3. 38 Special, “Wild Eyed Southern Boys”
Our list wouldn’t be complete without our other favorite Van Zant and his band, 38 Special! With hits like “Hold On Loosely” and Johnny’s personal favorite “Wild-Eyed Southern Boys,” 38 Special’s legacy began in 1974 as a band fiercely inspired by the likes of the Allman Brothers Band and Lynyrd Skynyrd, whose own Ronnie and Johnny Van Zant are the beloved brothers to 38 Special singer Donnie Van Zant.
Fierce talent and creativity run deep within the Van Zant family as we hear Donnie taking the lead on the high energy anthem “Wild-Eyed Southern Boys,” trading vocal licks with Don Barnes who returns the favor by supporting Donnie and their bandmates with some pretty amazing guitar work in the form of killer solo after killer solo.

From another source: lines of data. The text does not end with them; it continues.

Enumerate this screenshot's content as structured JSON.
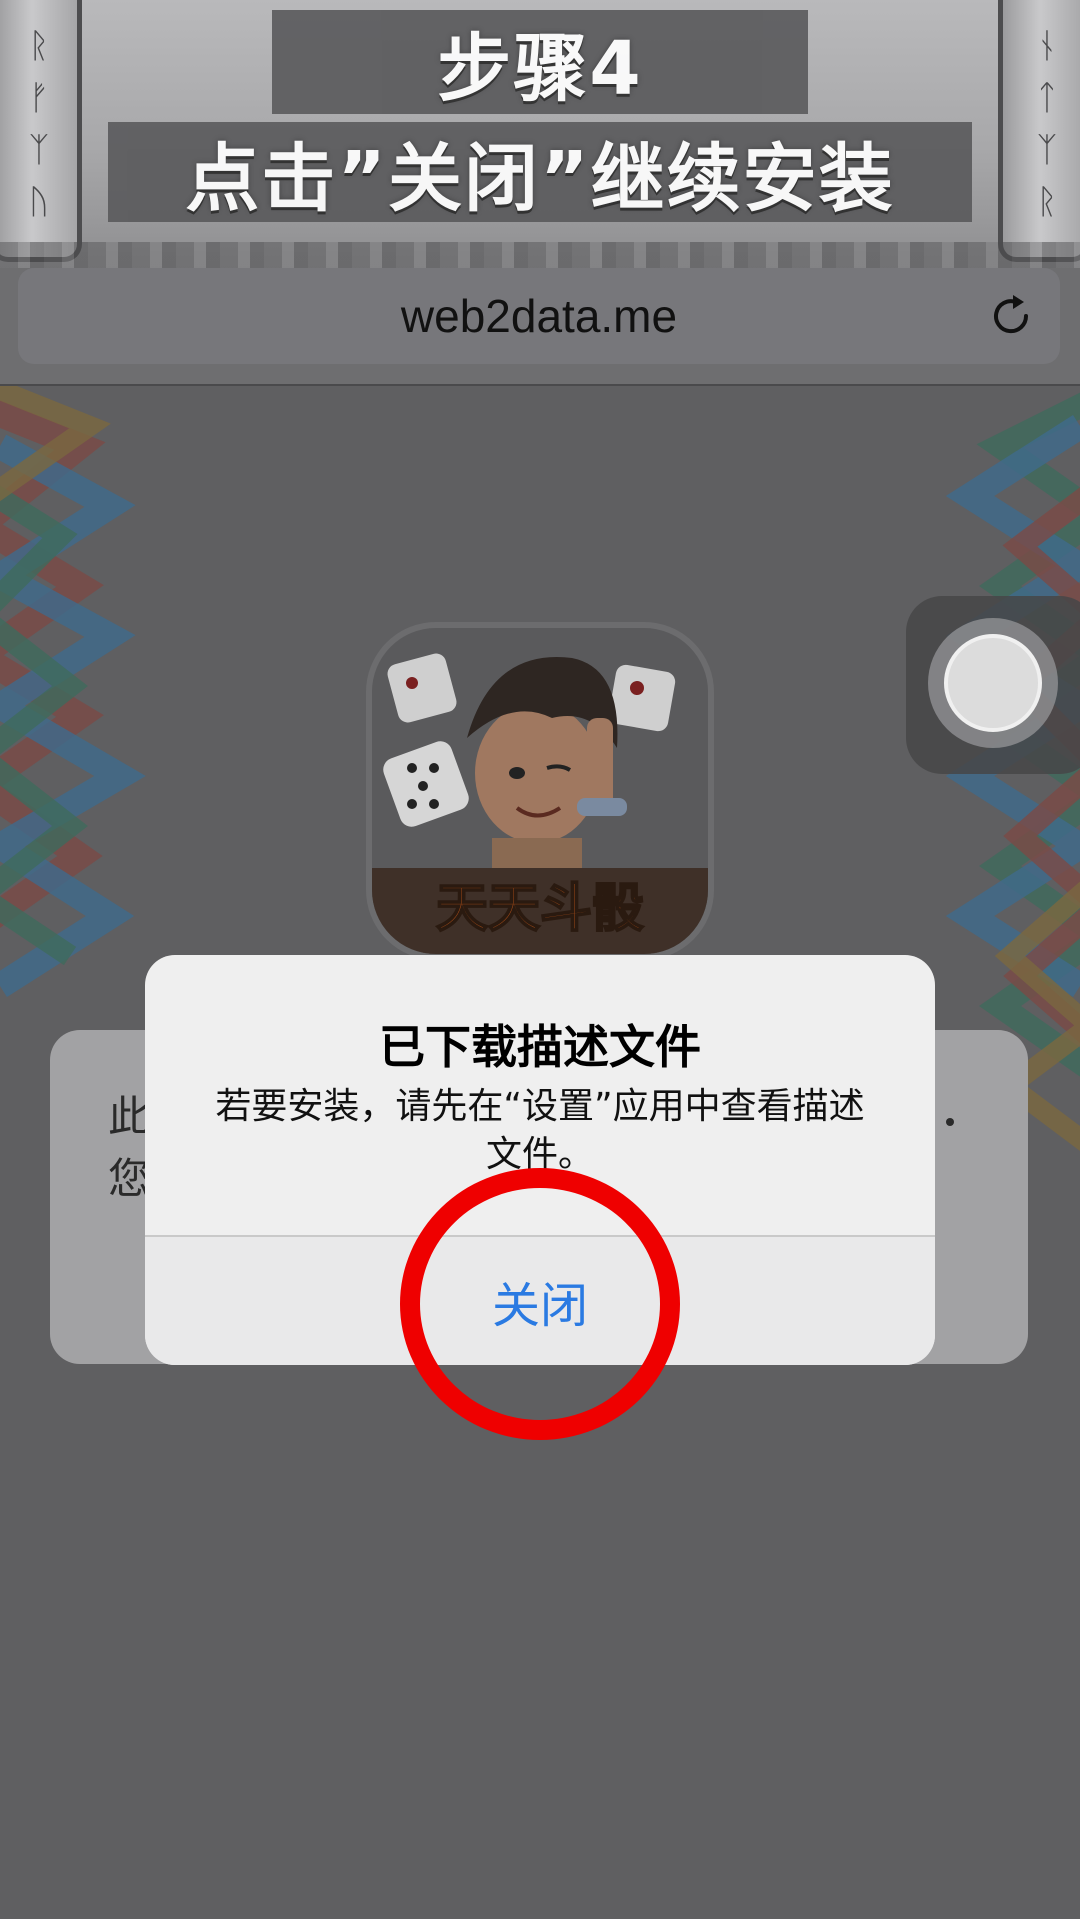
{
  "banner": {
    "step_title": "步骤4",
    "action_title": "点击”关闭”继续安装",
    "left_runes": [
      "ᚱ",
      "ᚠ",
      "ᛉ",
      "ᚢ"
    ],
    "right_runes": [
      "ᚾ",
      "ᛏ",
      "ᛉ",
      "ᚱ"
    ]
  },
  "browser": {
    "url": "web2data.me",
    "reload_icon": "reload-icon"
  },
  "background_dialog": {
    "line1_char": "此",
    "line2_char": "您"
  },
  "alert": {
    "title": "已下载描述文件",
    "message": "若要安装，请先在“设置”应用中查看描述文件。",
    "button_label": "关闭"
  },
  "colors": {
    "alert_button_text": "#2a7ae2",
    "highlight": "#ef0000"
  }
}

Gotta love those Van Zant boys!
4. Lynyrd Skynyrd, “Simple Man”
When you’re in Lynyrd Skynyrd, the legacy attached to a classic like “Simple Man” is far more important than the song itself. Born from a conversation between Gary Rossington and Ronnie Van Zant shortly after the deaths of their respective mother and grandmother, “Simple Man” is a wealth of wisdom from the matriarchs responsible for molding the guys in Lynyrd Skynyrd into the fine men we know and love.
Noting that it’s advice that everyone’s mama has given them at one time or another, Johnny says “It’s mama talking to you in that song and I think it’s probably one of my favorite’s if not my favorite to do live. It’s just a great song and that one stays in the set and the crowd always goes crazy on that one.”
5. Charlie Daniels Band, “The Devil Went Down To Georgia”
One of the most important figures in both country music and Southern rock, The Charlie Daniels Band is probably best known for 1979’s #1 country hit “The Devil Went Down To Georgia,” but Charlie’s influence in music goes as far back as the 50’s. He’s helped mold the sound of fellow Southern rockers the Marshall Tucker Band by playing fiddle on many of their early albums, and it was at his 1979 Volunteer Jam V that fans saw Lynyrd Skynyrd take the stage for the first time since the crash in 1977. The Charlie Daniels Band isn’t just an iconic figure in the Southern rock community – it’s one of the cornerstones of the genre!
6. Allman Brothers Band, “Midnight Rider”
The Allman Brothers Band are making their way back around on the list, rounding out Johnny’s Southern rock jams with the ever classic “Midnight Rider”. Gregg Allman calls it the greatest thing he’s written over the course of his decades-long career, and we’re inclined to agree; the perfect storm created by Allman’s desperate lyrics about a man on the run combined with the stunning musical arrangement makes for a song that’s as close to perfect as a song gets. The original release of ‘Midnight Rider’ heard on Idlewild South failed to chart, but it’s Gregg Allman’s solo version recorded in 1973 that’s become a thing of legend.